The legal debate pivots on CEQA, an acronym that sends a chill down the spine of every California builder. See-kwa, as the acronym is spoken in everyday vernacular here, is seen by many across the state’s political spectrum as a multi-legged monster that chokes out many of California’s best-laid housing, water conservation and transportation plans.
Almost as old as People’s Park itself, the California Environmental Quality Act was intended to require a rigorous review of nearly aspect of nearly every proposed construction project. That goal seemed just fine before the state’s homeless population swelled to 170,000 people, a third of the nation’s total.
Now CEQA has become a target. In a state government that rarely finds a regulation it doesn’t love, California political leaders agree that this one is in dire need of repair.
And the People’s Park case, among much of the other history it has raised, highlighted CEQA’s broad mandate to obstruct yet again.
In his opinion, Justice Gordon B. Burns said the university had failed to adequately consider other sites for the project, which CEQA requires. Opponents argue that there are many other sites — perhaps more than a dozen — more suitable in the city for large-scale student housing.
But the justice added that the university also did not take into account noise from “loud student parties” in picking the site, a line that for CEQA haters said all there needed to be said about a metastasizing regulation.
So what’s the future of this scruffy patch of history, captured for today’s generations mostly in black-and-white photos of hippies squaring off against helmeted National Guard troops?
Neither side seems ready to back down.
Smith, founder of the park advocacy group, wants the park to be, well, a park like the many well-tended others in Berkeley. Alexander, who runs the park’s kitchen, wants a community center.

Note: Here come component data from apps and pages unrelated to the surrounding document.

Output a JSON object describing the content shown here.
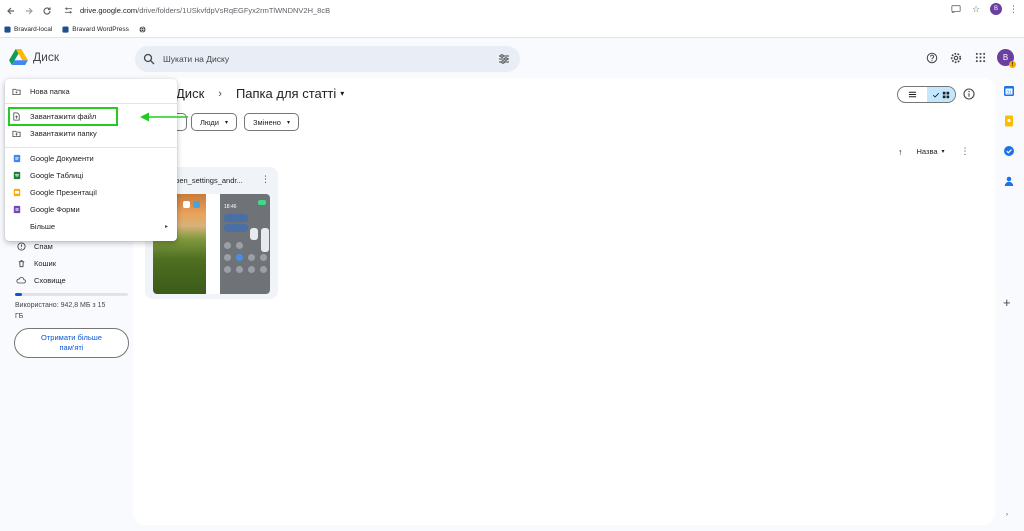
{
  "browser": {
    "url_main": "drive.google.com",
    "url_path": "/drive/folders/1USkvfdpVsRqEGFyx2rmTlWNDNV2H_8cB",
    "profile_initial": "B",
    "bookmarks": [
      {
        "label": "Bravard-local"
      },
      {
        "label": "Bravard WordPress"
      }
    ]
  },
  "header": {
    "app_name": "Диск",
    "search_placeholder": "Шукати на Диску",
    "avatar_initial": "B",
    "avatar_badge": "!"
  },
  "breadcrumb": {
    "root": "Диск",
    "separator": "›",
    "current": "Папка для статті",
    "caret": "▾"
  },
  "filters": [
    {
      "label": "Люди",
      "caret": "▾"
    },
    {
      "label": "Змінено",
      "caret": "▾"
    }
  ],
  "sort": {
    "arrow": "↑",
    "label": "Назва",
    "caret": "▾",
    "kebab": "⋮"
  },
  "file_card": {
    "name": "open_settings_andr...",
    "kebab": "⋮",
    "phone2_time": "18:46"
  },
  "new_menu": {
    "items": [
      {
        "label": "Нова папка",
        "icon": "folder-plus-icon"
      },
      {
        "label": "Завантажити файл",
        "icon": "file-upload-icon"
      },
      {
        "label": "Завантажити папку",
        "icon": "folder-upload-icon"
      },
      {
        "label": "Google Документи",
        "icon": "docs-icon"
      },
      {
        "label": "Google Таблиці",
        "icon": "sheets-icon"
      },
      {
        "label": "Google Презентації",
        "icon": "slides-icon"
      },
      {
        "label": "Google Форми",
        "icon": "forms-icon"
      },
      {
        "label": "Більше",
        "icon": "",
        "submenu": "▸"
      }
    ]
  },
  "sidebar": {
    "items": [
      {
        "label": "Спам",
        "icon": "spam-icon"
      },
      {
        "label": "Кошик",
        "icon": "trash-icon"
      },
      {
        "label": "Сховище",
        "icon": "cloud-icon"
      }
    ],
    "storage_text": "Використано: 942,8 МБ з 15 ГБ",
    "storage_used_fraction": 0.06,
    "get_more_button": "Отримати більше пам'яті"
  },
  "colors": {
    "accent": "#0b57d0",
    "annotation_green": "#22cc22",
    "docs": "#4285f4",
    "sheets": "#188038",
    "slides": "#f9ab00",
    "forms": "#7248b9"
  }
}
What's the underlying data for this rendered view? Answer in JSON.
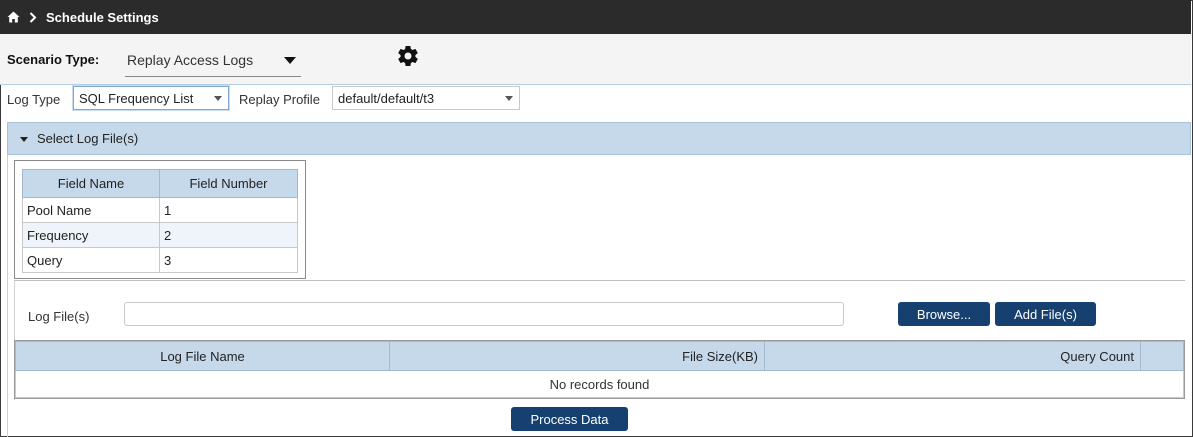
{
  "header": {
    "title": "Schedule Settings",
    "home_icon": "home-icon",
    "separator_icon": "chevron-right-icon",
    "background": "#2b2b2b"
  },
  "scenario": {
    "label": "Scenario Type:",
    "value": "Replay Access Logs",
    "settings_icon": "gear-icon"
  },
  "log_type": {
    "label": "Log Type",
    "value": "SQL Frequency List"
  },
  "replay_profile": {
    "label": "Replay Profile",
    "value": "default/default/t3"
  },
  "section": {
    "title": "Select Log File(s)",
    "accent": "#c6d9eb"
  },
  "field_table": {
    "headers": [
      "Field Name",
      "Field Number"
    ],
    "rows": [
      [
        "Pool Name",
        "1"
      ],
      [
        "Frequency",
        "2"
      ],
      [
        "Query",
        "3"
      ]
    ]
  },
  "log_files": {
    "label": "Log File(s)",
    "input_value": "",
    "browse_label": "Browse...",
    "add_label": "Add File(s)",
    "columns": [
      "Log File Name",
      "File Size(KB)",
      "Query Count"
    ],
    "empty_message": "No records found"
  },
  "process_label": "Process Data",
  "button_color": "#15406f"
}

The university wants housing, which it says is crucial to preserving enrollment numbers in the state’s politically fortified citadel of higher education.
There are about 15 tents in the park regularly, and in one of them lives Malik bin-Saud. He is 48 years old and has lived in the park off and on for all but 18 of them.
He’s planning to remain where he is, the kind of sentiment that has animated many happenings at the park.
“I’m not going to leave this community hanging,” Saud said. “I’m not going to leave here without doing something about it.”
Regardless of the outcome, an epitaph of sorts for People’s Park.